Freedom of Speech: The darknet can be a platform for free speech, as users are able to express their opinions and ideas without fear of censorship or retribution.
Secure Communication: Darknet sites are encrypted, which means that communication between users is secure and cannot be intercepted by third parties.
Illegal Activities: Many darknet sites are associated with illegal activities, such as drug trafficking, weapon sales, and hacking services. Such activities can attract criminals and expose users to serious legal risks.
Scams: The darknet is a hotbed for scams, with many fake vendors and websites that aim to steal users’ personal information and cryptocurrency. The lack of regulation and oversight on the darknet means that users must be cautious when conducting transactions.
Security Risks: The use of the darknet can expose users to malware and other security risks, as many sites are not properly secured or monitored. Users may also be vulnerable to hacking or phishing attacks.
Stigma: The association of the darknet with illegal activities has created a stigma that may deter some users from using it for legitimate purposes.
AI, or artificial intelligence, refers to the development of computer systems that can perform tasks that would normally require human intelligence, such as recognizing speech, making decisions, and understanding natural language.
Virtual assistants: Siri, Alexa, and Google Assistant are examples of virtual assistants that use natural language processing to understand and respond to users’ queries.
Recommendation systems: Companies like Netflix and Amazon use AI to recommend movies and products to their users based on their browsing and purchase history.
Efficiency: AI systems can work continuously without getting tired or making errors, which can save time and resources.
Personalization: AI can help provide personalized recommendations and experiences for users.
Automation: AI can automate repetitive and tedious tasks, freeing up time for humans to focus on more complex tasks.
Job loss: AI has the potential to automate jobs previously performed by humans, leading to job loss and economic disruption.
Bias: AI systems can be biased due to the data they are trained on, leading to unfair or discriminatory outcomes.

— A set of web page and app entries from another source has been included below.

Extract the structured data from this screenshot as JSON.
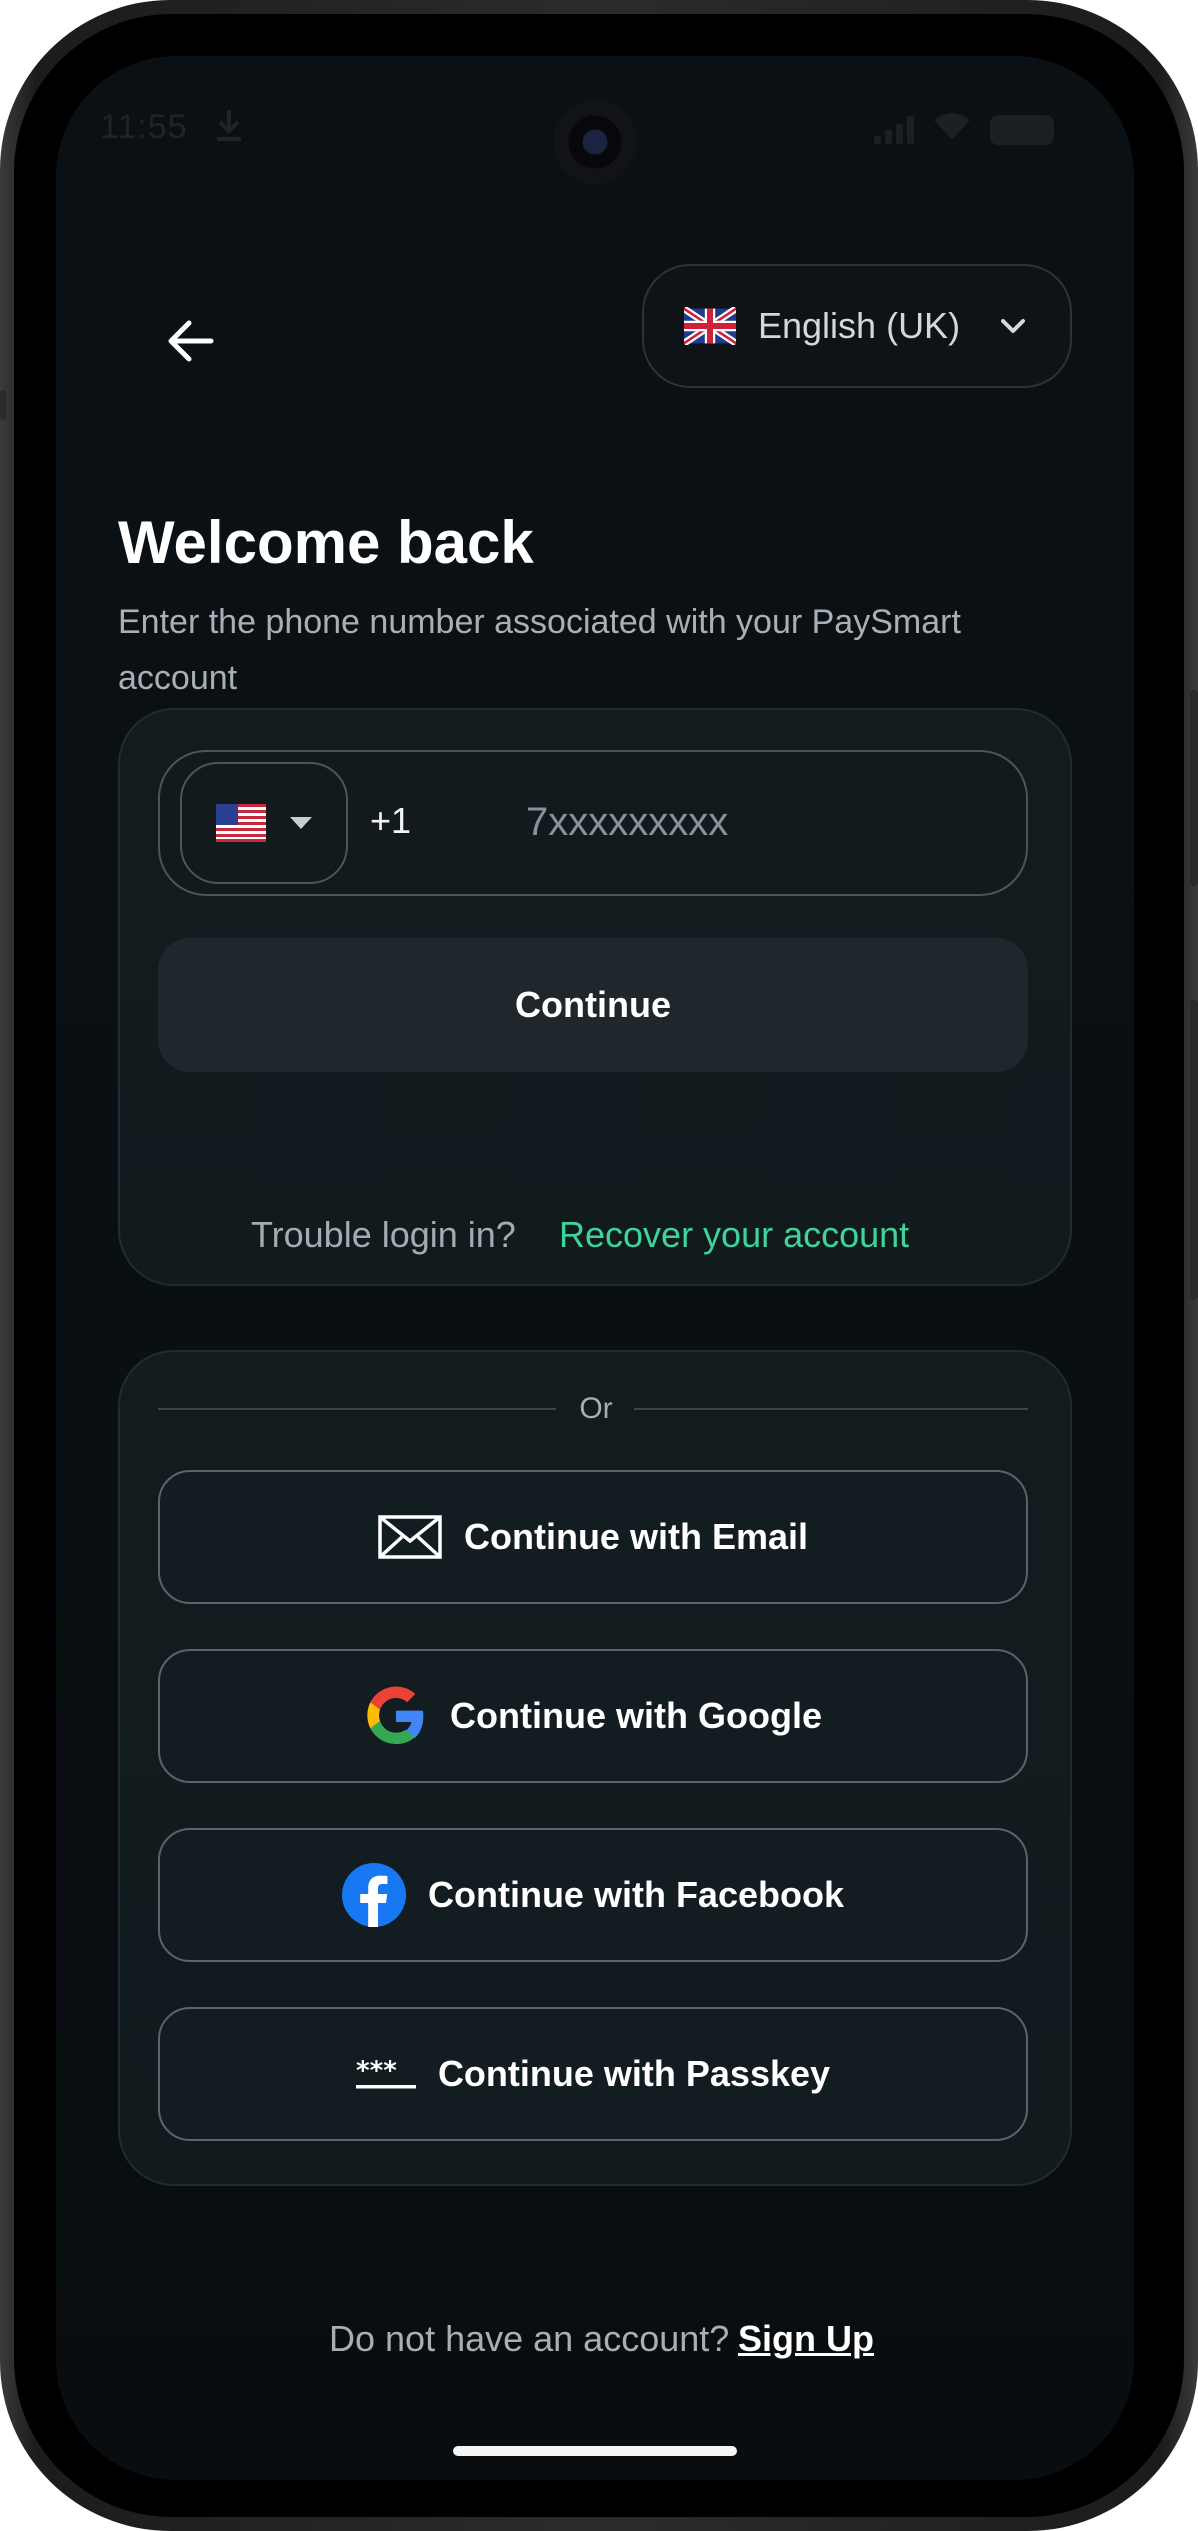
{
  "status_bar": {
    "time": "11:55"
  },
  "header": {
    "language_label": "English (UK)"
  },
  "welcome": {
    "title": "Welcome back",
    "subtitle": "Enter the phone number associated with your PaySmart account"
  },
  "login_form": {
    "dial_code": "+1",
    "phone_placeholder": "7xxxxxxxxx",
    "phone_value": "",
    "continue_label": "Continue",
    "trouble_text": "Trouble login in?",
    "recover_link": "Recover your account"
  },
  "alternatives": {
    "divider_text": "Or",
    "buttons": [
      {
        "label": "Continue with Email",
        "icon": "envelope-icon"
      },
      {
        "label": "Continue with Google",
        "icon": "google-icon"
      },
      {
        "label": "Continue with Facebook",
        "icon": "facebook-icon"
      },
      {
        "label": "Continue with Passkey",
        "icon": "passkey-icon"
      }
    ]
  },
  "footer": {
    "question": "Do not have an account?",
    "signup_link": "Sign Up"
  },
  "colors": {
    "accent_green": "#3fd39a",
    "background": "#0b1014",
    "card": "#121c1f",
    "facebook_blue": "#1877f2"
  }
}
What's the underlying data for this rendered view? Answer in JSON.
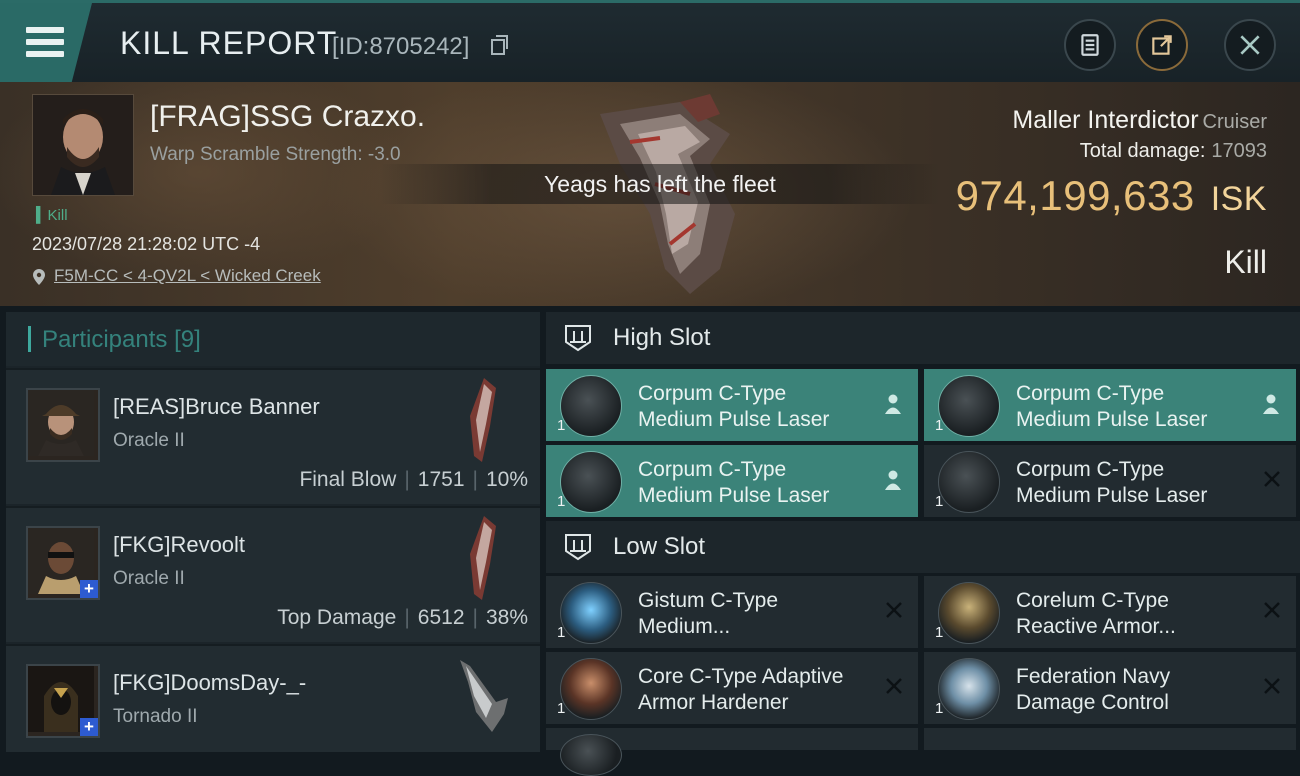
{
  "header": {
    "title": "KILL REPORT",
    "report_id": "[ID:8705242]"
  },
  "victim": {
    "name": "[FRAG]SSG Crazxo.",
    "warp_scramble": "Warp Scramble Strength: -3.0",
    "tag": "Kill",
    "datetime": "2023/07/28 21:28:02 UTC -4",
    "location": "F5M-CC < 4-QV2L < Wicked Creek",
    "ship": "Maller Interdictor",
    "ship_class": "Cruiser",
    "total_damage_label": "Total damage:",
    "total_damage": "17093",
    "isk_value": "974,199,633",
    "isk_unit": "ISK",
    "result": "Kill"
  },
  "notification": "Yeags has left the fleet",
  "participants": {
    "label": "Participants",
    "count": "[9]",
    "rows": [
      {
        "name": "[REAS]Bruce Banner",
        "ship": "Oracle II",
        "tag": "Final Blow",
        "damage": "1751",
        "percent": "10%"
      },
      {
        "name": "[FKG]Revoolt",
        "ship": "Oracle II",
        "tag": "Top Damage",
        "damage": "6512",
        "percent": "38%"
      },
      {
        "name": "[FKG]DoomsDay-_-",
        "ship": "Tornado II",
        "tag": "",
        "damage": "",
        "percent": ""
      }
    ]
  },
  "slots": {
    "high": {
      "label": "High Slot",
      "modules": [
        {
          "line1": "Corpum C-Type",
          "line2": "Medium Pulse Laser",
          "qty": "1",
          "state": "dropped"
        },
        {
          "line1": "Corpum C-Type",
          "line2": "Medium Pulse Laser",
          "qty": "1",
          "state": "dropped"
        },
        {
          "line1": "Corpum C-Type",
          "line2": "Medium Pulse Laser",
          "qty": "1",
          "state": "dropped"
        },
        {
          "line1": "Corpum C-Type",
          "line2": "Medium Pulse Laser",
          "qty": "1",
          "state": "destroyed"
        }
      ]
    },
    "low": {
      "label": "Low Slot",
      "modules": [
        {
          "line1": "Gistum C-Type",
          "line2": "Medium...",
          "qty": "1",
          "state": "destroyed"
        },
        {
          "line1": "Corelum C-Type",
          "line2": "Reactive Armor...",
          "qty": "1",
          "state": "destroyed"
        },
        {
          "line1": "Core C-Type Adaptive",
          "line2": "Armor Hardener",
          "qty": "1",
          "state": "destroyed"
        },
        {
          "line1": "Federation Navy",
          "line2": "Damage Control",
          "qty": "1",
          "state": "destroyed"
        }
      ]
    }
  },
  "colors": {
    "accent": "#3ea99e",
    "dropped_bg": "#3b8379",
    "isk": "#e8c07a"
  },
  "icons": [
    "menu-icon",
    "clipboard-icon",
    "share-icon",
    "close-icon",
    "copy-icon",
    "location-pin-icon",
    "slot-icon",
    "pilot-icon",
    "destroyed-x-icon"
  ]
}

Safety and privacy concerns: AI systems can pose safety risks if they malfunction or are used maliciously, and can also raise privacy concerns if they collect and use personal data without consent.